Required action
Return a faithful copy of all the entries, omitting the images.

'''

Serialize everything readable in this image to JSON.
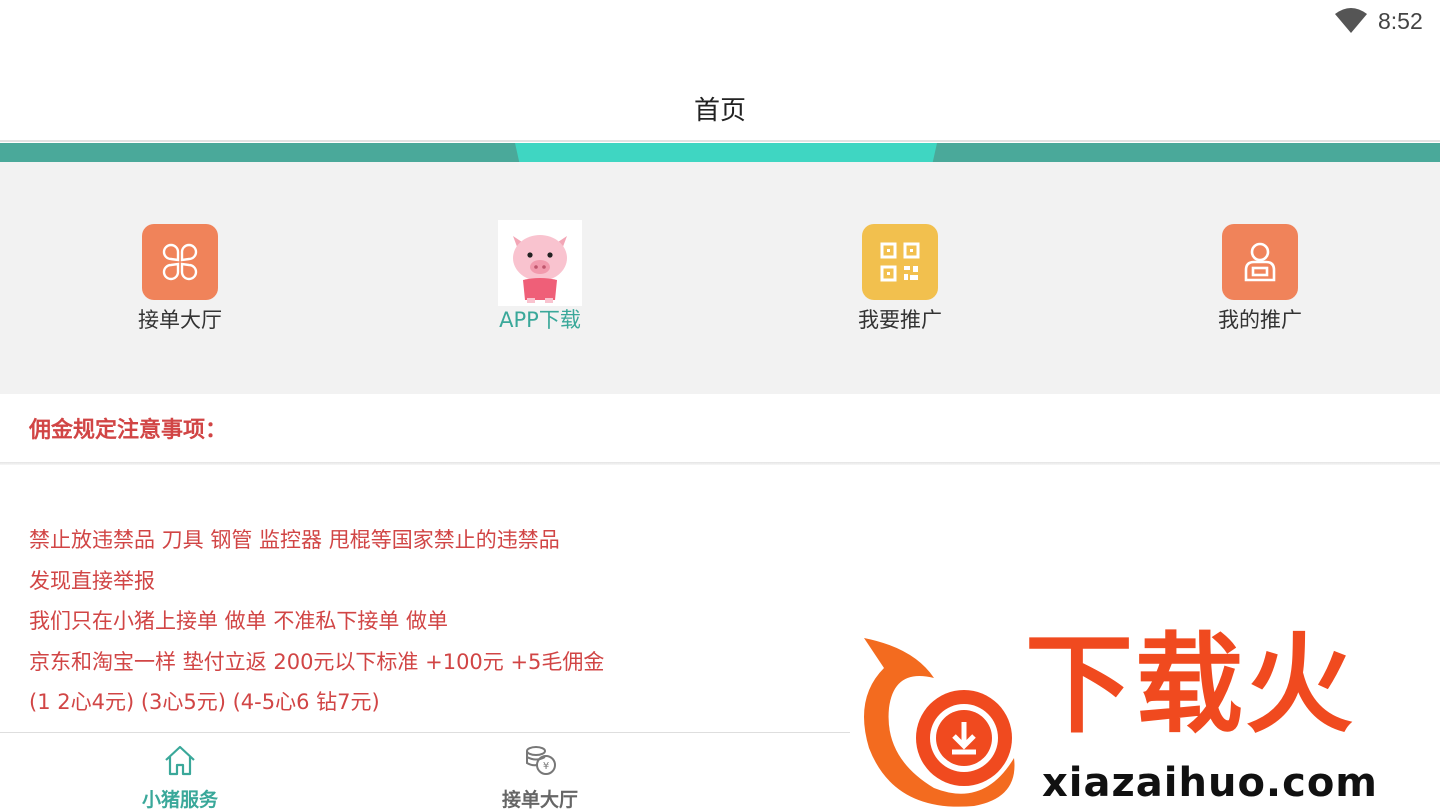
{
  "status_bar": {
    "time": "8:52"
  },
  "header": {
    "title": "首页"
  },
  "menu": {
    "items": [
      {
        "label": "接单大厅",
        "icon": "clover-icon",
        "color": "#f0835a"
      },
      {
        "label": "APP下载",
        "icon": "pig-icon",
        "color": "#3aa89a"
      },
      {
        "label": "我要推广",
        "icon": "qrcode-icon",
        "color": "#f2c04e"
      },
      {
        "label": "我的推广",
        "icon": "user-icon",
        "color": "#f0835a"
      }
    ]
  },
  "notice": {
    "title": "佣金规定注意事项：",
    "lines": [
      "禁止放违禁品 刀具 钢管 监控器 甩棍等国家禁止的违禁品",
      "发现直接举报",
      "我们只在小猪上接单 做单 不准私下接单 做单",
      "京东和淘宝一样 垫付立返 200元以下标准 +100元 +5毛佣金",
      "(1 2心4元) (3心5元) (4-5心6 钻7元)"
    ]
  },
  "bottom_nav": {
    "items": [
      {
        "label": "小猪服务",
        "icon": "home-icon"
      },
      {
        "label": "接单大厅",
        "icon": "coins-icon"
      }
    ]
  },
  "watermark": {
    "text": "下载火",
    "domain": "xiazaihuo.com"
  },
  "colors": {
    "accent": "#3aa89a",
    "notice_red": "#d14545",
    "banner": "#4aa99a"
  }
}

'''

Solution for this task
Serialize everything readable in this image to JSON.
{
  "status_bar": {
    "time": "8:52"
  },
  "header": {
    "title": "首页"
  },
  "menu": {
    "items": [
      {
        "label": "接单大厅",
        "icon": "clover-icon",
        "color": "#f0835a"
      },
      {
        "label": "APP下载",
        "icon": "pig-icon",
        "color": "#3aa89a"
      },
      {
        "label": "我要推广",
        "icon": "qrcode-icon",
        "color": "#f2c04e"
      },
      {
        "label": "我的推广",
        "icon": "user-icon",
        "color": "#f0835a"
      }
    ]
  },
  "notice": {
    "title": "佣金规定注意事项：",
    "lines": [
      "禁止放违禁品 刀具 钢管 监控器 甩棍等国家禁止的违禁品",
      "发现直接举报",
      "我们只在小猪上接单 做单 不准私下接单 做单",
      "京东和淘宝一样 垫付立返 200元以下标准 +100元 +5毛佣金",
      "(1 2心4元) (3心5元) (4-5心6 钻7元)"
    ]
  },
  "bottom_nav": {
    "items": [
      {
        "label": "小猪服务",
        "icon": "home-icon"
      },
      {
        "label": "接单大厅",
        "icon": "coins-icon"
      }
    ]
  },
  "watermark": {
    "text": "下载火",
    "domain": "xiazaihuo.com"
  },
  "colors": {
    "accent": "#3aa89a",
    "notice_red": "#d14545",
    "banner": "#4aa99a"
  }
}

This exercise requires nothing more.